The Collected Letters, Volume 12


TC TO JOHN A. CARLYLE ; 15 June 1840; DOI: 10.1215/lt-18400615-TC-JAC-01; CL 12: 166-167


Chelsea, 15 June, 1840.

My dear Brother,

Your long-expected Letter1 came on Saturday; and I fully purposed to answer it, according to your request, ‘that same day.’ But I was busy over head and ears with writing at the time; thought there would be space enough when my task was done; and, alas, on looking next at the clock, I found that four, our last post hour, had already come! I know not how this will now get to you; or whether at all: I send it nevertheless; trusting in David Hope2 or some other good friend.— You will write to me again, of course, from some part of your Highland route; I hope, without delay. I was gratified to find you in Glasgow; in your own country once again: it seemed as if you were far nearer me too than heretofore. I consider too that you will enjoy yourself more; perhaps do your Patient good. The voyage to America shall remain a private theory till we see how it turn. My own speculation in that direction is also still a mere theory.

We are quite as well as usual; Jane rather better; I have not suffered much from the heat hitherto. My green blinds do me great service; the room has been inhabitable all day; for most part, indeed, I have been close in it till past the heat of the day. I go less into Town than heretofore; the noise and stir there proves really a pain and hurt to me: I get a kind of emblem of the country and its composure for an hour by galloping as deep into Surr[e]y as I can get. One cannot ride in Country lanes for dust, except immediately after rain; one is forced to go upon the watered ways; our Wandsworth Portsmouth Highway is both much the nearest me, and also the quietest I have fallen in with. Often enough I do not go out at all till towards six o'clock; then gallop alone for two hours till tea. It is mournful, but it is not tormenting; it is placid, full of a sad beauty for me. My soul longs vehemently to live altogether in the Country again; and yet there too I should not be well;—I shall never be other than ill, wearied, sick-hearted, heavy-laden till once we get to the final rest, I think! God is good. I am a poor poltroon to complain.— Dinners I avoid as the very devil. What's ta use on them?3 What are Lords coming to call on one, and fill one's head with whims? They ask you to go among champagne gases, bright glitter, semi-poisonous excitements, which you do not even like for the moment; and you are sick for a week after. As old Tom White said of whisky, “Keep it;—Deevil a [if] ever I'se better than when there no a drop on't i' my weam [belly]!”—so say I of dinners, popularity, lords and lionism. Keep it; give it to those that like it!

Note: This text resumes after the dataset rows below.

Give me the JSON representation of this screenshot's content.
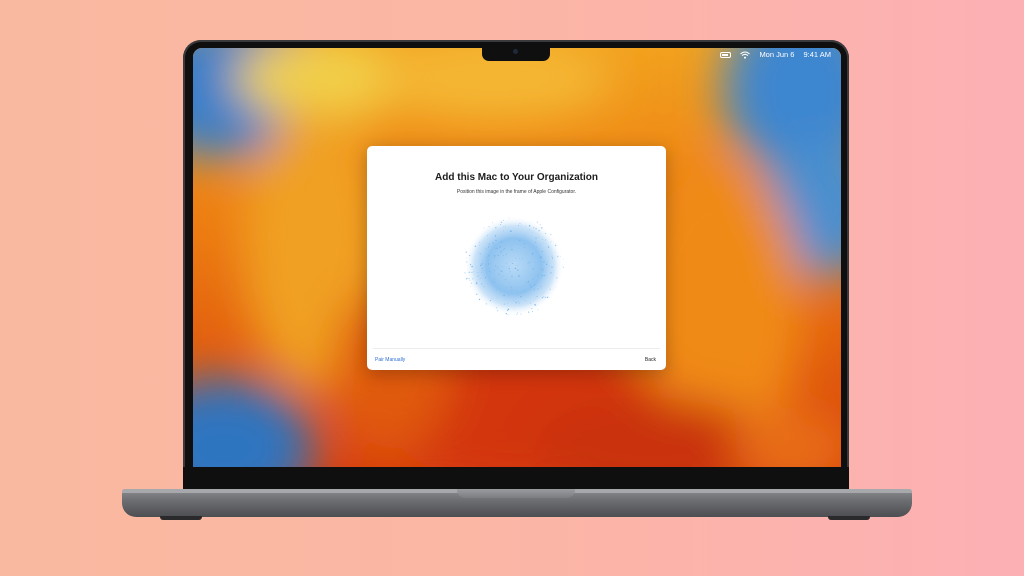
{
  "menubar": {
    "date": "Mon Jun 6",
    "time": "9:41 AM",
    "icons": [
      "battery-icon",
      "wifi-icon"
    ]
  },
  "dialog": {
    "title": "Add this Mac to Your Organization",
    "subtitle": "Position this image in the frame of Apple Configurator.",
    "pattern_icon": "pairing-particle-cloud",
    "pair_manually_label": "Pair Manually",
    "back_label": "Back"
  },
  "colors": {
    "background_left": "#f9b9a0",
    "background_right": "#fdb0b4",
    "wallpaper_orange": "#e96a16",
    "link_blue": "#2f6fd6",
    "pattern_blue": "#8ec2ef"
  }
}
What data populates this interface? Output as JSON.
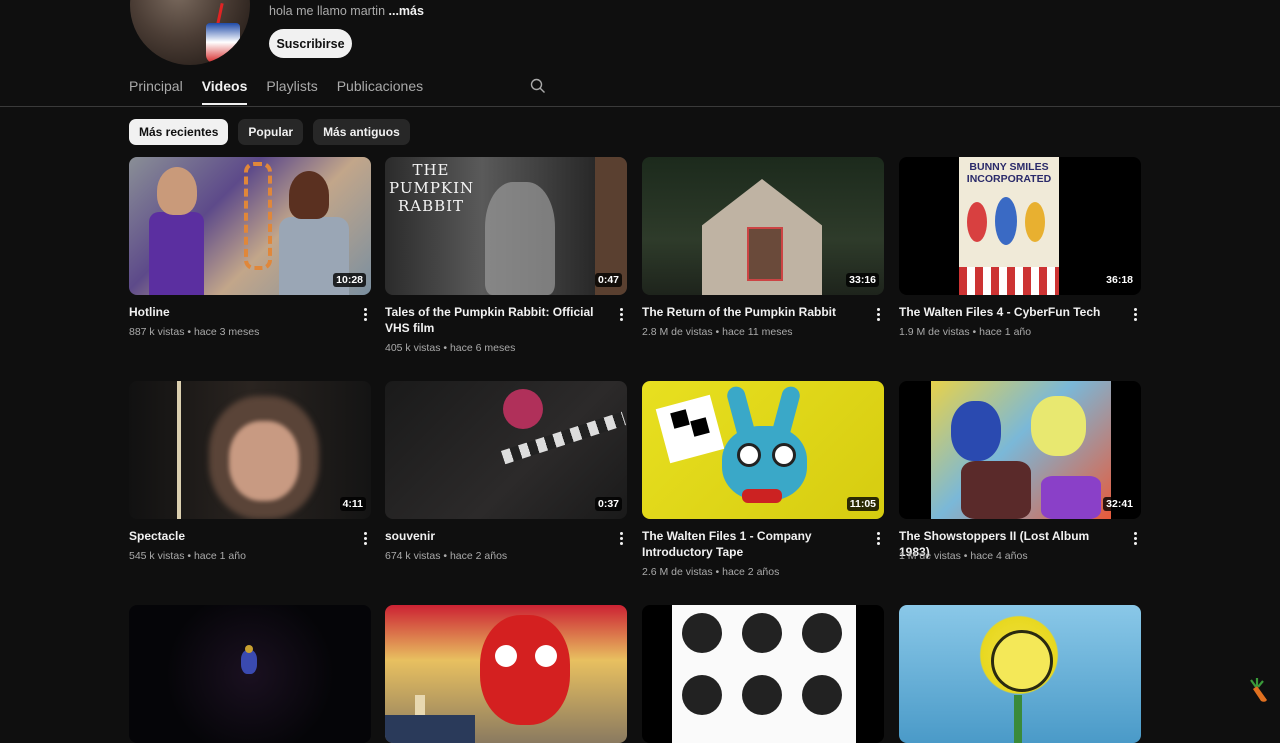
{
  "channel": {
    "description": "hola me llamo martin",
    "more_label": "...más",
    "subscribe_label": "Suscribirse"
  },
  "tabs": [
    {
      "label": "Principal",
      "active": false
    },
    {
      "label": "Videos",
      "active": true
    },
    {
      "label": "Playlists",
      "active": false
    },
    {
      "label": "Publicaciones",
      "active": false
    }
  ],
  "filters": [
    {
      "label": "Más recientes",
      "active": true
    },
    {
      "label": "Popular",
      "active": false
    },
    {
      "label": "Más antiguos",
      "active": false
    }
  ],
  "videos": [
    {
      "title": "Hotline",
      "duration": "10:28",
      "meta": "887 k vistas • hace 3 meses"
    },
    {
      "title": "Tales of the Pumpkin Rabbit: Official VHS film",
      "duration": "0:47",
      "meta": "405 k vistas • hace 6 meses",
      "thumb_text": "THE PUMPKIN RABBIT"
    },
    {
      "title": "The Return of the Pumpkin Rabbit",
      "duration": "33:16",
      "meta": "2.8 M de vistas • hace 11 meses"
    },
    {
      "title": "The Walten Files 4 - CyberFun Tech",
      "duration": "36:18",
      "meta": "1.9 M de vistas • hace 1 año",
      "thumb_text": "BUNNY SMILES INCORPORATED"
    },
    {
      "title": "Spectacle",
      "duration": "4:11",
      "meta": "545 k vistas • hace 1 año"
    },
    {
      "title": "souvenir",
      "duration": "0:37",
      "meta": "674 k vistas • hace 2 años"
    },
    {
      "title": "The Walten Files 1 - Company Introductory Tape",
      "duration": "11:05",
      "meta": "2.6 M de vistas • hace 2 años"
    },
    {
      "title": "The Showstoppers II (Lost Album 1983)",
      "duration": "32:41",
      "meta": "1 M de vistas • hace 4 años"
    },
    {
      "title": "",
      "duration": "",
      "meta": ""
    },
    {
      "title": "",
      "duration": "",
      "meta": ""
    },
    {
      "title": "",
      "duration": "",
      "meta": ""
    },
    {
      "title": "",
      "duration": "",
      "meta": ""
    }
  ],
  "colors": {
    "background": "#0f0f0f",
    "text": "#f1f1f1",
    "secondary_text": "#aaaaaa",
    "chip": "#272727"
  },
  "icons": {
    "tab_search": "search-icon",
    "more": "more-vert-icon",
    "corner": "carrot-icon"
  }
}
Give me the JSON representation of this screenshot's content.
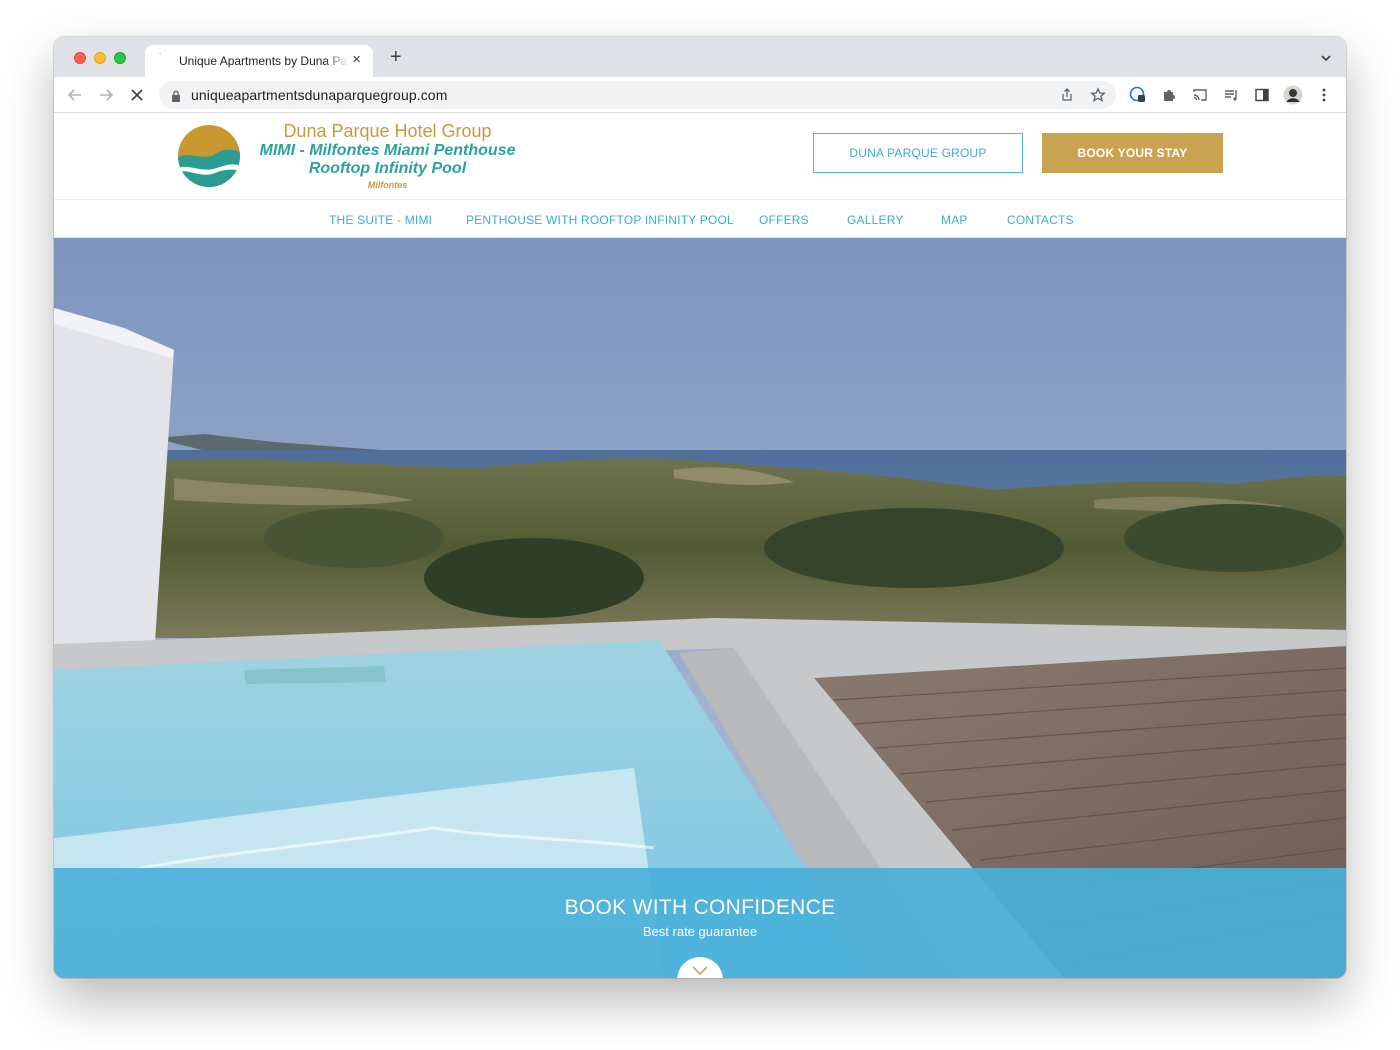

With a great explosion of ink I have written down my First Lecture, as it should and could have been; that was the work I was ending on Saturday. I like it very ill, the style I am forced too [sic] there; and know not whether I shall persist beyond Mahomet, the second Lecture. To that I will begin tomorrow. My head is full of ideas;—my poor liver in the state you know of when that is the case!

I have got nothing out of Annandale but Newspapers with due stroking. Write again directly. I have much to say if I knew surely whitherward.—

Ever your affectionate brother

T. Carlyle